So before we get started I know what you're thinking "another series where someone casually types things that are vaguely related to the Redskins every week?! Don't we already have Ken for that?" Well yes, and obviously his series is gonna keep you company early on the week- Six pack of "Mondays" and all- but for those looking for some editorial content and looking to gain some knowledge about how America's favorite sport is doing in the UK, we have you covered here as well.
I'll start off this week with mostly background and introductions. My name is Sean Michael. I've done some writing for HogsHaven in the past as part of a draft profile series but my passion is writing columns, or broadcasting if we can figure out how to Skype into the audible. I'm from the DC area, my parents still live in Gaithersburg, and was put on the season ticket waiting list before my first birthday. I had season tickets with my dad from when Jack Kent Cook Stadium (now FedEx Field) was opened until around 2008. We have decades of memories, mostly of the Redskins losing, but football and my dad shaped my life and I wouldn't trade those memories for anything.
I moved to the UK in 2014 to study broadcast journalism.
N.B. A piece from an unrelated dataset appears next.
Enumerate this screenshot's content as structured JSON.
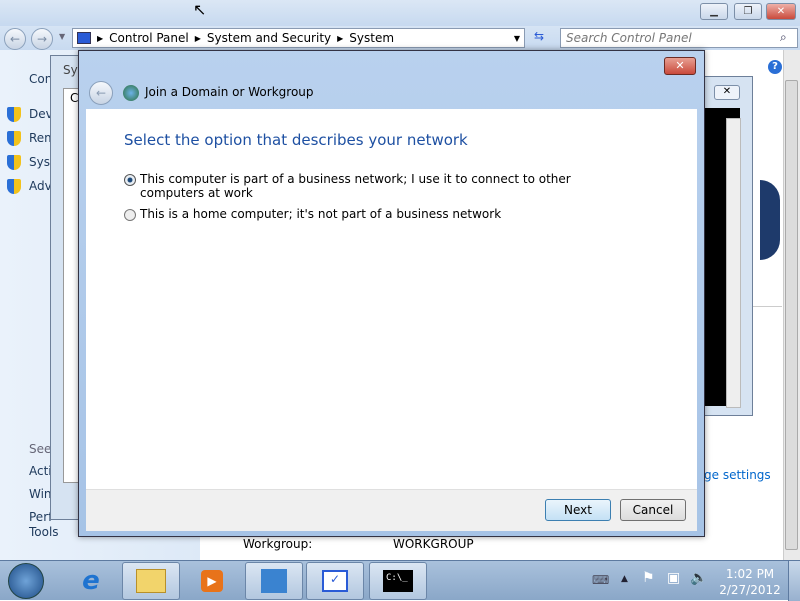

I was at the University of Maryland before moving but my lovely fiancé is English so I made the hop across the pond. We're getting married at the end of this July and she's even agreed to take photos where she's the quarterback and my teammates and I are the linemen. She's actually a big reason I decided to play football at university at all.
Now is where we get to jump into the whole football in the UK thing. I play right tackle for the Nottingham Trent University Renegades. I also am part of their media team and run the team website (yay for the cheeky plug!). I'll have more on the structure of football in the UK in another article but I figured why not brag a bit actually playing the sport I love so much.
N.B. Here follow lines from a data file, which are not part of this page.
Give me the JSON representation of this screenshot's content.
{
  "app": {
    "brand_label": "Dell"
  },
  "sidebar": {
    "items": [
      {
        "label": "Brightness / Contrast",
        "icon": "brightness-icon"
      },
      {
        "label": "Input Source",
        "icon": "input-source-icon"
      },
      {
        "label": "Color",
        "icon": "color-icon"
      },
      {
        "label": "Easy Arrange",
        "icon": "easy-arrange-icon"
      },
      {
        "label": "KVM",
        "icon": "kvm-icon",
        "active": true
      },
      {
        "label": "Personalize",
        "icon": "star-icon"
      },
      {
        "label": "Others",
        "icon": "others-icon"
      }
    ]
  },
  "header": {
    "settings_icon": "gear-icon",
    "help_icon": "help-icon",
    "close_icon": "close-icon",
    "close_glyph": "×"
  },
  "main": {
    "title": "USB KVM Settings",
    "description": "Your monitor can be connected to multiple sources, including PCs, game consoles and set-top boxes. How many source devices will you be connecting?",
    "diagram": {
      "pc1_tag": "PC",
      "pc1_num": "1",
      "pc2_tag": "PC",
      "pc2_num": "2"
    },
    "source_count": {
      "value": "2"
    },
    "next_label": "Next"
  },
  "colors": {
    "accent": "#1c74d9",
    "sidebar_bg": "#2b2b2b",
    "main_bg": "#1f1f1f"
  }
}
Before I get to the meat of the article, a few quick points about the UK. I don't know Mark Bullock, I haven't met Robin Hood, vinegar on fries is actually pretty tasty, and when you come to England make sure to bring your own root beer and ranch dressing, they're very hard to find here.
So now for some actual substance. Picking a team from thousands of miles away.
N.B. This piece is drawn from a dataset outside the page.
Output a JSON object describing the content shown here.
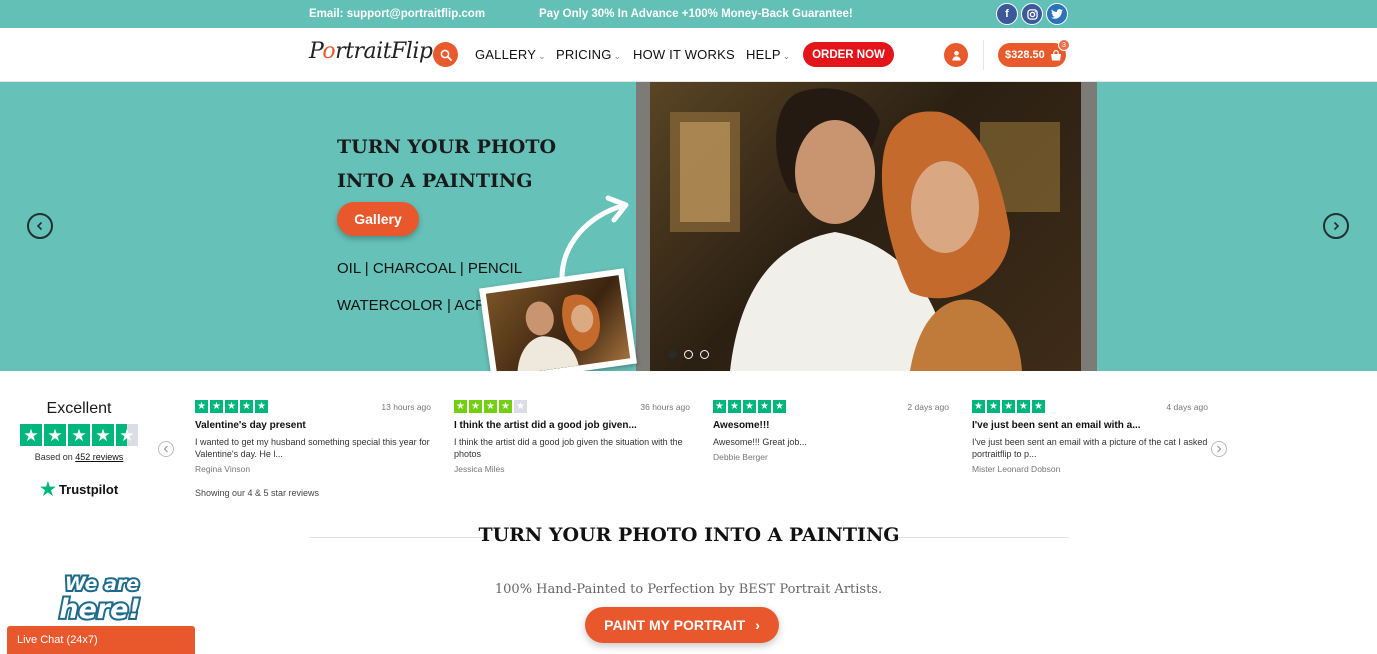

My dad is from Wisconsin. He moved from the Midwest to the DC area over 35 years ago. Back then there was no Redzone channel, no Slingbox, no NFL Sunday Ticket. In fact, there weren't even out of market games on television except for primetime games like Monday Night Football. When my dad moved to DC he decided to watch and root for the Redskins. He was pretty lucky as the year he moved there was the first season that Joe Gibss coached the Skins. So my dad got a new team to fall in love with and passed that love onto me. He kept the Packers as well (there haven't been many decades where one of his teams wasn't great the lucky man) but he added a team when he moved.
The world is different now. I watch local games through a Slingbox from Nottingham England. People can watch whoever they want from wherever they want. That means that a lot of people don't change their allegiance to teams when they move. Some Rams fans may find another team but in reality it wouldn't be that hard for them to keep following the Rams in LA. I mean come on, you know the NFL is gonna put them front and center.
The landscape of picking a team in the UK is actually an interesting mix of those two situations. With no permanent team here fans have of the NFL have to find something to attach themselves to. Tons of fans here haven't been to the US or if they have, don't call a particular city home. Many of my friends picked a team by basically luck. They decided to go to a game in London or watch one on TV and decided they were going to adopt whichever team won or they liked. It may seem like a weird system but they have to pick somehow right?
I can't say this is how every fan in the UK picked a favorite team but it's certainly the type of story I've heard the most. It's pretty interesting to see who attached to which team. It's been pointed out that every NFL game in London has gear from every NFL team and based on my time over here that seems like it'll hold true for a long time.
Another approach that some people take is the favorite player approach. I have a friend who loves Cam Newton but is also a fan of other players. This is closer to what some NBA fans are like in the US. They love the game and follow certain players. They may also have a favorite team but they're more into the game as a whole.
Watching games here is still a bit like when my dad moved unless you have the right equipment. But many fans I know find ways to watch their favorite teams from thousands of miles away. Many of my teammates are just as diehard football fans as anyone reading this. I'd almost say that being an American Football fan, player, or coach in the UK concentrates your love for the sport. To watch it you really have to care about it because you either have to go to a place that has games on, pay for an online pass, or have equipment that lets you watch games. You usually can't just turn a TV on Sunday afternoon (night here actually) and watch multiple NFL games. Even if you can, your TV provider may not have the variety of games you are looking for.
I can only speak for my experience with the NFL and football here and don't want to assume everyone has had the same experience but overall I've found that fans of football here are a special group. They like a sport they have to go out of their way to follow and are loyal to teams and or players. I've found that while it's different to hear everyone around me talk about Euroleague and soccer, that being in this environment has helped me appreciate how special it is to have friends that love the same sport as you.
Please let us know what you'd like to see from this series in the future. If you have a question about football in the UK share it in the comments below or tweet me @Sean_Michael_DC.